> Task instructions
Only lines that contain the word "name" are to be returned from the data below.

> Supplied information

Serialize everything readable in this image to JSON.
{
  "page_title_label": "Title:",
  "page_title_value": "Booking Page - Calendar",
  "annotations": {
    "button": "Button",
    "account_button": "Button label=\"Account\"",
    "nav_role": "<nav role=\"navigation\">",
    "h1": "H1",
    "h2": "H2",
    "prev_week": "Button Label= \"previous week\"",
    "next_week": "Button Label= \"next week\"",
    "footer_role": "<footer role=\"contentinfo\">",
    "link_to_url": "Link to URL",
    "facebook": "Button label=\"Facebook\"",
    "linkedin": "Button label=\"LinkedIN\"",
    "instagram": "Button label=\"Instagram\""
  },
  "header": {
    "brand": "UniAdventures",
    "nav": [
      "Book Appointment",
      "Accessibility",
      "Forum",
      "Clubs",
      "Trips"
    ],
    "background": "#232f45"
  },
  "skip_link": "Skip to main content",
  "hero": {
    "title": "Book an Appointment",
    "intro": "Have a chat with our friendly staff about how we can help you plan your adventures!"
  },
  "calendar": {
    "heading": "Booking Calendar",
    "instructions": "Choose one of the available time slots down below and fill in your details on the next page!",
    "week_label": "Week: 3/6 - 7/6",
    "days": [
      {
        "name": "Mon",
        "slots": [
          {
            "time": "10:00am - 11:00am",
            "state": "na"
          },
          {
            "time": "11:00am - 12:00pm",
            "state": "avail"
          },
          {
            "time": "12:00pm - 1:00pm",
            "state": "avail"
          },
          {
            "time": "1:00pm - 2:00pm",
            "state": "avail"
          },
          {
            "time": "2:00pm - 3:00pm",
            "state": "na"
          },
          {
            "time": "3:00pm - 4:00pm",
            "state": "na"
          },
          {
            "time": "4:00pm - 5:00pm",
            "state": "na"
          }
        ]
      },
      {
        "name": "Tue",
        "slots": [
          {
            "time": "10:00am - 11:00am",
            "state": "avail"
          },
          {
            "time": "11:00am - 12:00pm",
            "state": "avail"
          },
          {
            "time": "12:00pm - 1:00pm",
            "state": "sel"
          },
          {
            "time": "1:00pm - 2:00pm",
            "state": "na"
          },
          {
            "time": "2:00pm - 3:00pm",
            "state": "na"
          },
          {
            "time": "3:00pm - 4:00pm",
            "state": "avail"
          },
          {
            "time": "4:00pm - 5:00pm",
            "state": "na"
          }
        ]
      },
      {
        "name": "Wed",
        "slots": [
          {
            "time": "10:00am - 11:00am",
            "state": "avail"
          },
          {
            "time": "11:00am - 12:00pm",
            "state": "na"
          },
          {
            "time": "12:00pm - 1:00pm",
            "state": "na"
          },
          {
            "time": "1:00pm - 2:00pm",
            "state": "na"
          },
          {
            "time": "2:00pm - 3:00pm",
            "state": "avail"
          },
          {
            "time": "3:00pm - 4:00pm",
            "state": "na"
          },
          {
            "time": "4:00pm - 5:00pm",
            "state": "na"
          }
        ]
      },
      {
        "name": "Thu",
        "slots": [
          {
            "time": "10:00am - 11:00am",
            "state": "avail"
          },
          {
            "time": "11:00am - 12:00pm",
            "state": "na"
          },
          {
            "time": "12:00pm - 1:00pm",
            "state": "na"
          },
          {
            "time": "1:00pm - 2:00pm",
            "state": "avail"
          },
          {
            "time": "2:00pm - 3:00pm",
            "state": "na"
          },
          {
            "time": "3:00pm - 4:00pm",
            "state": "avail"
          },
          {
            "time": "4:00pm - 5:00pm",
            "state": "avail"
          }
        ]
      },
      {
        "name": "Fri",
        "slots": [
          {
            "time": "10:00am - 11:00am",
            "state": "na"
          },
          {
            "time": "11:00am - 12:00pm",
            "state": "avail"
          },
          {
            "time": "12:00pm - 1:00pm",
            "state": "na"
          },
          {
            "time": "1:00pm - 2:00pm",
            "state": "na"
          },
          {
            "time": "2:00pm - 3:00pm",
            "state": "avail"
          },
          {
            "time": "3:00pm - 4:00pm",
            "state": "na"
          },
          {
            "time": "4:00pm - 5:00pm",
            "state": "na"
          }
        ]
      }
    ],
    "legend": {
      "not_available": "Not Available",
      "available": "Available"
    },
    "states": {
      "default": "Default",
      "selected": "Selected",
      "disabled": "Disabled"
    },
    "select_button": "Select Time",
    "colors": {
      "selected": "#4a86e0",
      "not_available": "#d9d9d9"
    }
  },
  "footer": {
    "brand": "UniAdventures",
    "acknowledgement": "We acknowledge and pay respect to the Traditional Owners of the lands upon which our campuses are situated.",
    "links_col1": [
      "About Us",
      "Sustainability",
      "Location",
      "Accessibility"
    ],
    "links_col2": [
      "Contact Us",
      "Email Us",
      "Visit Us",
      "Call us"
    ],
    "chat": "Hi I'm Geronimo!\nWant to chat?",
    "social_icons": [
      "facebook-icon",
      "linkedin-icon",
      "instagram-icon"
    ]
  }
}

> The completed task
        "name": "Mon",
        "name": "Tue",
        "name": "Wed",
        "name": "Thu",
        "name": "Fri",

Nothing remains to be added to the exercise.